EXERCISE OBJECTIVE:
Find the word "Item" in the listing, and copy out each line where it turns up.
(Beginning of DATASET RECORDS)
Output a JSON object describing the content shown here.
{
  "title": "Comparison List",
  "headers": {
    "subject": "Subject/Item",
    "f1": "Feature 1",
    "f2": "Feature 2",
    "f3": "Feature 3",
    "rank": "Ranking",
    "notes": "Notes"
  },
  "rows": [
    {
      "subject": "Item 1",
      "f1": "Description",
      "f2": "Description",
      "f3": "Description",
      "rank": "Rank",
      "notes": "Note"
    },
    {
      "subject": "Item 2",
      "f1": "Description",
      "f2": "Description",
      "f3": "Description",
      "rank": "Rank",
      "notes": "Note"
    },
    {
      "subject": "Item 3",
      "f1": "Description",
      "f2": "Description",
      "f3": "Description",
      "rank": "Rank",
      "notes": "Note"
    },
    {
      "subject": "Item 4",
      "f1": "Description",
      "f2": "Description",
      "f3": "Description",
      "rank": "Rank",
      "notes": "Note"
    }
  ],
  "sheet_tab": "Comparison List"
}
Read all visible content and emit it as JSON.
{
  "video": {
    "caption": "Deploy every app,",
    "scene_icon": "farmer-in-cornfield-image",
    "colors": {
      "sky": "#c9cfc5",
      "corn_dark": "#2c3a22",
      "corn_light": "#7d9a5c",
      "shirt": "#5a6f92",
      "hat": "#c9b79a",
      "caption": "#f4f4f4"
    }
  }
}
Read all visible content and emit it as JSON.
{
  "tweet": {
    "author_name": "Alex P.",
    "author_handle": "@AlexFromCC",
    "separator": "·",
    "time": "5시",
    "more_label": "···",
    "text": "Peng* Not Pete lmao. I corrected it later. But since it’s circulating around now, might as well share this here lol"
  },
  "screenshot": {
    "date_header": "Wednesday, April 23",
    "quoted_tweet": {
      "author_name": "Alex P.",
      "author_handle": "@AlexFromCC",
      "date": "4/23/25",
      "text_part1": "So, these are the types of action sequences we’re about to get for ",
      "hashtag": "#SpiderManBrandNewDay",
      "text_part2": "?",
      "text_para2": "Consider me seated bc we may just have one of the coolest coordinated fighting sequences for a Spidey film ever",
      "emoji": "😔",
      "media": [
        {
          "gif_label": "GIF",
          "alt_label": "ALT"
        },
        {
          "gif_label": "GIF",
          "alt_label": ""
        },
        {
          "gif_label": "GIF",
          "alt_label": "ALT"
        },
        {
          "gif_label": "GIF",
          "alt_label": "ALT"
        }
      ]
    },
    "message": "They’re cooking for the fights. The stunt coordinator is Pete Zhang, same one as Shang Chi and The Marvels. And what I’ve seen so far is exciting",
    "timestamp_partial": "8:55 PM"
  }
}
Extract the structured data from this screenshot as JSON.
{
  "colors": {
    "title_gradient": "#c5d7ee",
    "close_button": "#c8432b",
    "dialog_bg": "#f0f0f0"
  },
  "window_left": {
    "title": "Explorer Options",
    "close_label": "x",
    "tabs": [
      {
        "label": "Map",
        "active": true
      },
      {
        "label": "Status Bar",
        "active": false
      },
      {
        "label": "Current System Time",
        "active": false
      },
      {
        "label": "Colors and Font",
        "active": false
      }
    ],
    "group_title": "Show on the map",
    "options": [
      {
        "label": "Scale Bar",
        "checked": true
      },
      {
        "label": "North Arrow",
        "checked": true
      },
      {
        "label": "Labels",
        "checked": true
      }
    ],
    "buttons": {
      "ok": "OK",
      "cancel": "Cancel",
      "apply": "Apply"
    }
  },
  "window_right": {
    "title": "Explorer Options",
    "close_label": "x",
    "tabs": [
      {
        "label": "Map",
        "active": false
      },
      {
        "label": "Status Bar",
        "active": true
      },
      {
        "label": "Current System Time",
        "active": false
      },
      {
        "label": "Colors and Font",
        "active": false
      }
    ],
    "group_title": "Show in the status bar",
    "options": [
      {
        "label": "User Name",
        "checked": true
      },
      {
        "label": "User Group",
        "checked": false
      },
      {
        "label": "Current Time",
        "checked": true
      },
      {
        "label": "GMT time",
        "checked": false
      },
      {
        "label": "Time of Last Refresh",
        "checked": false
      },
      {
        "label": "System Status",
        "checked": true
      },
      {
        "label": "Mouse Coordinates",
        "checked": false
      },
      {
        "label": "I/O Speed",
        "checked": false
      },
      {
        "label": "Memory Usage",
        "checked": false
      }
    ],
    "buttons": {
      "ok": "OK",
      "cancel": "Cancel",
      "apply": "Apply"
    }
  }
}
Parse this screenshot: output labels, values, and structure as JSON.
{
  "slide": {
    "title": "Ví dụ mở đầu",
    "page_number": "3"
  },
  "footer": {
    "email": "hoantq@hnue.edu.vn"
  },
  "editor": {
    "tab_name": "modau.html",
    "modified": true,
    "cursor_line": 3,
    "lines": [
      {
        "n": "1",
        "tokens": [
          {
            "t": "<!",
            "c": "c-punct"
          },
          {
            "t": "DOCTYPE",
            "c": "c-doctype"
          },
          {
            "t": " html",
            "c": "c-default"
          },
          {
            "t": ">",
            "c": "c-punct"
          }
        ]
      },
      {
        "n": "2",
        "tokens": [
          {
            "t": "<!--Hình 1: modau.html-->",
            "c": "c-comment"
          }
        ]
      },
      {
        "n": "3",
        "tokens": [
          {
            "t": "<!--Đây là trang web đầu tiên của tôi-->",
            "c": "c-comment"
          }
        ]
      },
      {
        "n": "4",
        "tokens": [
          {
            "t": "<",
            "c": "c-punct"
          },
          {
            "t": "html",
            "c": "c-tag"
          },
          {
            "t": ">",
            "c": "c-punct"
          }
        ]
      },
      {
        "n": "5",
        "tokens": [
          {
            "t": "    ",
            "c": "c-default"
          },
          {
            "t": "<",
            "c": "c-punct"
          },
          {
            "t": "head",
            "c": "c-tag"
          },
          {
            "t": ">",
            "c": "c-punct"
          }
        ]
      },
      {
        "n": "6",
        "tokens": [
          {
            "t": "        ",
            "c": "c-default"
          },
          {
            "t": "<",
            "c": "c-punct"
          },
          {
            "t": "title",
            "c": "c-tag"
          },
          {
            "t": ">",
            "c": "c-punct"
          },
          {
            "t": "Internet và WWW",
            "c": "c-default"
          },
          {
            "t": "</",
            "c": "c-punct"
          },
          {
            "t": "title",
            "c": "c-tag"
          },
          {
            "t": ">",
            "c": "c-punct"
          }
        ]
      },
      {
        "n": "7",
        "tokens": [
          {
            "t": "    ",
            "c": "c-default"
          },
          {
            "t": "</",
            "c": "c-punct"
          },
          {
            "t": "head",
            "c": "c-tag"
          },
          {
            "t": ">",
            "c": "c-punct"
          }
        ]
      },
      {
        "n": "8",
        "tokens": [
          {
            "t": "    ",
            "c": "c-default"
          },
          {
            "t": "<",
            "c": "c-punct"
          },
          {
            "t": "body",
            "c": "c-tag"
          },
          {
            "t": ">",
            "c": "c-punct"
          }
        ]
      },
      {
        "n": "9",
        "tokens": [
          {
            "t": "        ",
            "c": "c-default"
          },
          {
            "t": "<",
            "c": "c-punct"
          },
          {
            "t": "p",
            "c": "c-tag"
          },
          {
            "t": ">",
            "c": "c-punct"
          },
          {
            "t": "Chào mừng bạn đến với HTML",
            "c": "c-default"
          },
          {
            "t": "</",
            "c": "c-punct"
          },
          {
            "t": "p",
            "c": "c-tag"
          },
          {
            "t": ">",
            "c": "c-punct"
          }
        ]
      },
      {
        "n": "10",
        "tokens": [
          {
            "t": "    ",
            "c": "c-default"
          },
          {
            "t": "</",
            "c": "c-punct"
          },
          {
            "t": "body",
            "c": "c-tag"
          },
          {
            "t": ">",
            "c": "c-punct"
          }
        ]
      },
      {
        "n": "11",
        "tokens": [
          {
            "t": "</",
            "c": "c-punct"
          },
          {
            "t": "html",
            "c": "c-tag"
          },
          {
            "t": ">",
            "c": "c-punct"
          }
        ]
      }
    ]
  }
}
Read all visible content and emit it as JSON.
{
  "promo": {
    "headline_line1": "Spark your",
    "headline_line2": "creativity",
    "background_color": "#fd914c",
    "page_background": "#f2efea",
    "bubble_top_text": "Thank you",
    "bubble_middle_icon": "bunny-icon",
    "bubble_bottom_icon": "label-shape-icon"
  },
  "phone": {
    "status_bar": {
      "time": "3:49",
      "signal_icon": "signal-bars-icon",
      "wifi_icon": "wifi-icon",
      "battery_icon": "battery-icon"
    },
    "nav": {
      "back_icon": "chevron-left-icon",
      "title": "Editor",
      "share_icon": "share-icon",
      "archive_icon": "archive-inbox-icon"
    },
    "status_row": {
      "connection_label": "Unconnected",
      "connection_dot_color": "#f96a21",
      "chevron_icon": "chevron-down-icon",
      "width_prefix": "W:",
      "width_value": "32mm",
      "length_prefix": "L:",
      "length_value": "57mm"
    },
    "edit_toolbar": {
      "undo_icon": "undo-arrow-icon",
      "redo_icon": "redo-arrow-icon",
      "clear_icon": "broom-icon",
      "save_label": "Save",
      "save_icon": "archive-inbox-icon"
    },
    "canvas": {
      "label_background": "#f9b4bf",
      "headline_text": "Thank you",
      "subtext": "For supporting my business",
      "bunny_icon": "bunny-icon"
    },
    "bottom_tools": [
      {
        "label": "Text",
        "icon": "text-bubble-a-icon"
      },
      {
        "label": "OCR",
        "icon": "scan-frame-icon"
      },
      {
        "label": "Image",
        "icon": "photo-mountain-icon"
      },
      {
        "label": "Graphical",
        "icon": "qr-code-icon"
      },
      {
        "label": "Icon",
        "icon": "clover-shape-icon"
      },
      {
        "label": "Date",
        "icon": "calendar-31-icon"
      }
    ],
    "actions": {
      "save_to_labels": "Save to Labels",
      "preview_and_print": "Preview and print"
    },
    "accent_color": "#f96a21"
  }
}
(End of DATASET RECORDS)
RESULT BELOW:
    "subject": "Subject/Item",
      "subject": "Item 1",
      "subject": "Item 2",
      "subject": "Item 3",
      "subject": "Item 4",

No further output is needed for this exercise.